Alana C. Krix, Melanie Sauerland, Fiona Gabbert, Lorraine Hope

Research output: Contribution to journalArticlepeer-review

247 Downloads (Pure)


The effect of retrieval support on eyewitness recall was investigated in two experiments. Based on the outshining hypothesis, Experiment 1 tested whether retrieval support enhances witness performance (compared to free recall) especially when witnessing conditions are suboptimal (e.g., because witnesses were distracted during the crime). Eighty-eight participants watched a videotaped crime with either full or divided attention and subsequently received retrieval support with the Self-Administered Interview© (SAI) or completed a free recall (FR). One week later (Time 2 – T2) all participants completed a second FR. Unexpectedly, retrieval support did not lead to better memory performance than FR under divided attention conditions, suggesting that retrieval support is not effective to overcome adverse effects of divided attention.
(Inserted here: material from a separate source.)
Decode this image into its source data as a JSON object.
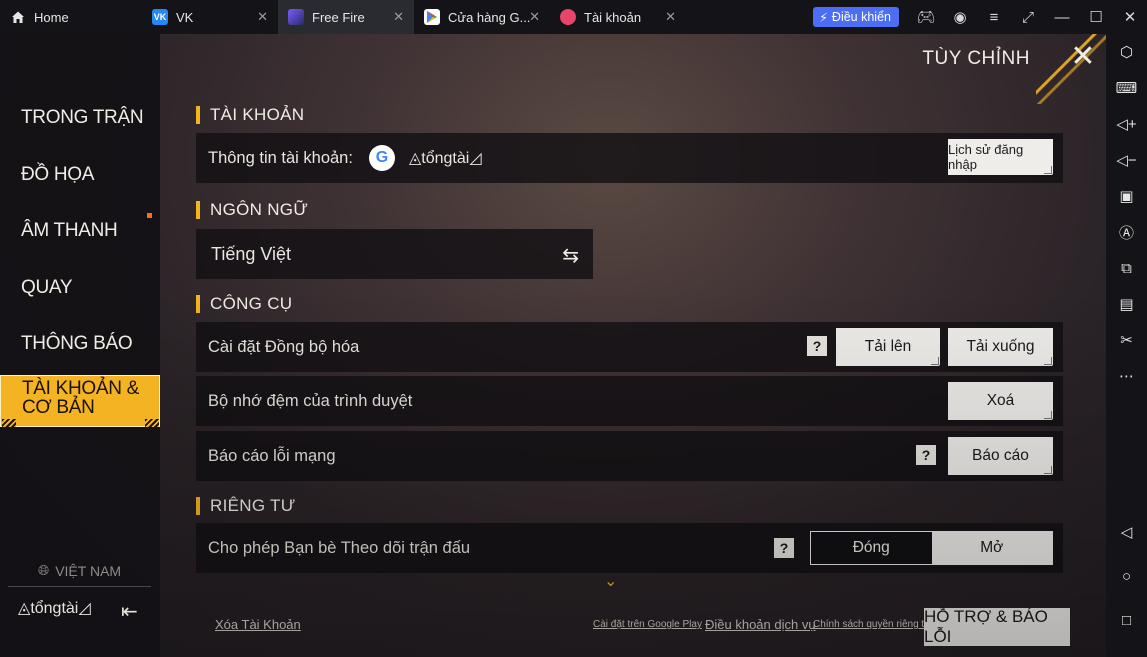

Moreover, presence of retrieval support at Time 1 (T1) had no effect on memory performance at T2. Experiment 2 (N = 81) tested the hypothesis that these T2-results were due to a reporting issue undermining the memory-preserving effect of T1-retrieval support by manipulating retrieval support (SAI vs. FR) at T1 and T2. As expected, T1-retrieval support led to increased accuracy at T2. Thus, the beneficial value of T1-retrieval support seems greatest with high-quality T2-interviews. Interviewers should consider this when planning a subsequent interview.
Original languageEnglish
Pages (from-to)1005-1027
JournalPsychology, Crime & Law
Issue number10
Early online date3 Apr 2014
Publication statusPublished - 26 Nov 2014


Dive into the research topics of 'Providing eyewitnesses with initial retrieval support: what works at immediate and subsequent recall?'. Together they form a unique fingerprint.

Cite this